It matters that people have a way to use the latest findings in psychology beyond buying a pill for depression. It matters that people have a way of looking at their lives that lets them ask the big questions and determine how they want to live – and that this is supported by therapists and mental health professionals.

Categories

Posts tagged with the category 21st century life

Photo by Moise Nicu.
Welcome to the Existential Roundup, where we bring you links to some articles currently trending that may be of interest to those in the existential-humanistic psychology community. Less than two weeks into 2015, tragedy is already dominating the world landscape. But really, some of the tragedies we speak of began even earlier, as the pain of 2014...
The changing of the calendar year does not inspire me to celebrate. My “new year” comes at the end of autumn, as the trees—at the height of their high def beauty—drop their leaves and turn inward, surrendering to the growing darkness with a faith and grace I rarely muster. I reflected on my year back in October; I liked...
Photo from Seattle Municipal Archives.
I am in an abusive relationship. It's hard to spot. Nobody in my house is hitting anybody or neglecting anyone, or shouting, insulting, degrading. In fact, the abusive relationship does not involve my family at all, except as codependents. What I'm addicted to is money, and my family can't live with me unless I have some. And the...
“If you are not part of the solution, you are part of the problem.” The above phrase has become a rallying cry of activists of all sorts. Of late, I’ve seen it on the newsfeeds of many Facebook friends—real friends—who have been active in the protests in New York City. But I have a real problem with this rallying cry...
Welcome to the Existential Roundup, where we bring you links to some articles currently trending that may be of interest to those in the existential-humanistic psychology community. Happy 2015! Only two days into the new year and some of us are still considering what resolutions to make for the coming year while others have already said goodbye to...
Photo by KUHT.
I loved Mr. Rogers as a kid—that avuncular, kindly, gently humorous man who could instill in me a desire to learn and become involved in civic endeavors better than any of my childhood teachers could.
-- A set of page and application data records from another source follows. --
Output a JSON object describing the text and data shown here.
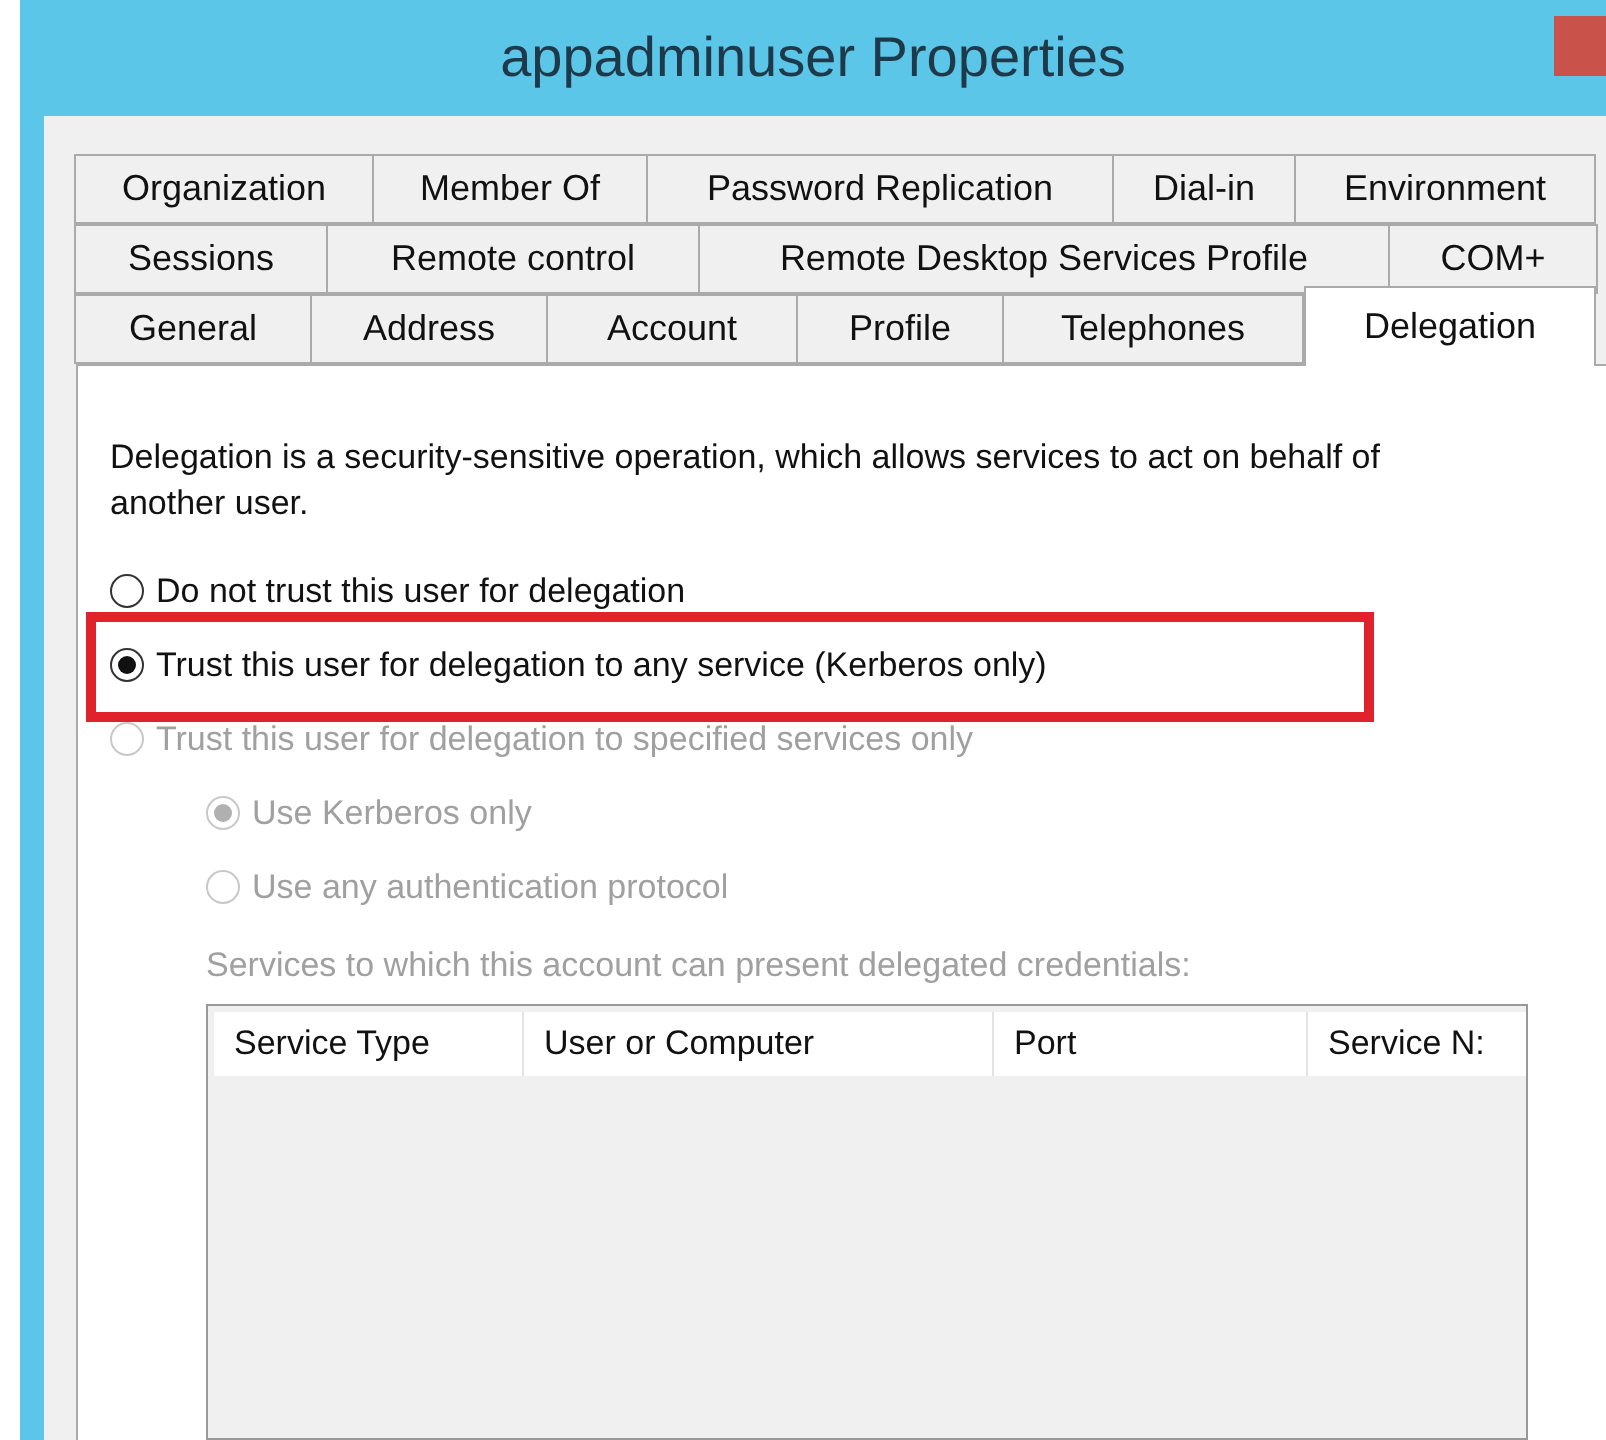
{
  "window": {
    "title": "appadminuser Properties"
  },
  "tab_rows": [
    [
      {
        "label": "Organization",
        "selected": false
      },
      {
        "label": "Member Of",
        "selected": false
      },
      {
        "label": "Password Replication",
        "selected": false
      },
      {
        "label": "Dial-in",
        "selected": false
      },
      {
        "label": "Environment",
        "selected": false
      }
    ],
    [
      {
        "label": "Sessions",
        "selected": false
      },
      {
        "label": "Remote control",
        "selected": false
      },
      {
        "label": "Remote Desktop Services Profile",
        "selected": false
      },
      {
        "label": "COM+",
        "selected": false
      }
    ],
    [
      {
        "label": "General",
        "selected": false
      },
      {
        "label": "Address",
        "selected": false
      },
      {
        "label": "Account",
        "selected": false
      },
      {
        "label": "Profile",
        "selected": false
      },
      {
        "label": "Telephones",
        "selected": false
      },
      {
        "label": "Delegation",
        "selected": true
      }
    ]
  ],
  "description": "Delegation is a security-sensitive operation, which allows services to act on behalf of another user.",
  "options": [
    {
      "label": "Do not trust this user for delegation",
      "selected": false,
      "disabled": false,
      "highlighted": false
    },
    {
      "label": "Trust this user for delegation to any service (Kerberos only)",
      "selected": true,
      "disabled": false,
      "highlighted": true
    },
    {
      "label": "Trust this user for delegation to specified services only",
      "selected": false,
      "disabled": true,
      "highlighted": false,
      "children": [
        {
          "label": "Use Kerberos only",
          "selected": true,
          "disabled": true,
          "highlighted": false
        },
        {
          "label": "Use any authentication protocol",
          "selected": false,
          "disabled": true,
          "highlighted": false
        }
      ]
    }
  ],
  "services_label": "Services to which this account can present delegated credentials:",
  "table": {
    "columns": [
      "Service Type",
      "User or Computer",
      "Port",
      "Service N:"
    ]
  }
}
Now, with Fred Rogers shining in my memory, I work as a professor and a therapist. In the classroom, I strive to be spontaneous, creative, and...
Walt Disney Pictures
Never bring up anything you can't put back down. --H. P. Lovecraft The Sorcerer's Apprentice was, at one time, an animated chapter of the Disney film, Fantasia. Volumes have been written about the possible underground, unconscious meanings of the segment. As a reminder, Mickey Mouse, the titular character, uses magic to accomplish some...
In the long run, debate tactics can be as dangerous as bullets. Reading the arguments in America’s ongoing culture war, I am increasingly reminded of George Orwell, who condemned those who “speak in slogans and think in bullets.” The latest culture war debate tactic among those smart enough to come up with it but not wise enough...
Welcome to the Existential Roundup, where we bring you links to some articles currently trending that may be of interest to those in the existential-humanistic psychology community. It’s the time of year for parties and buffets, and overindulging in nibbly bites. Well, this week we bring to you the kind of smorgasbord that doesn’t put...
At the U.N. Conference.
Last week, I wrote about how even in death, social stigmas are alive and well. Since writing that piece, I’ve seen how death and dying—one of the two existential givens of human existence—are ripe for stigmatization when something goes wrong, such as psychological distress, or a plague like this current Ebola crisis. Today I...
In the midst of holiday busyness and stress, getting the Christmas tree, decorating the house, shopping for gifts, trying to survive the end of the year, etc., I would guess that many of us may find ourselves wondering what this is really all about. What is it all for? What exactly is it that we are celebrating? On the one hand, if we’re...
Photo by Emmanuel Huybrechts.
It's quite expensive to be poor in the United States. I was driving along a minor arterial in a poor part of town. I could tell it was poor because it was grimy and the buildings were old and poorly used. People used the sidewalks there, the sort of people who can't afford different outfits for work and home and are therefore dressed in...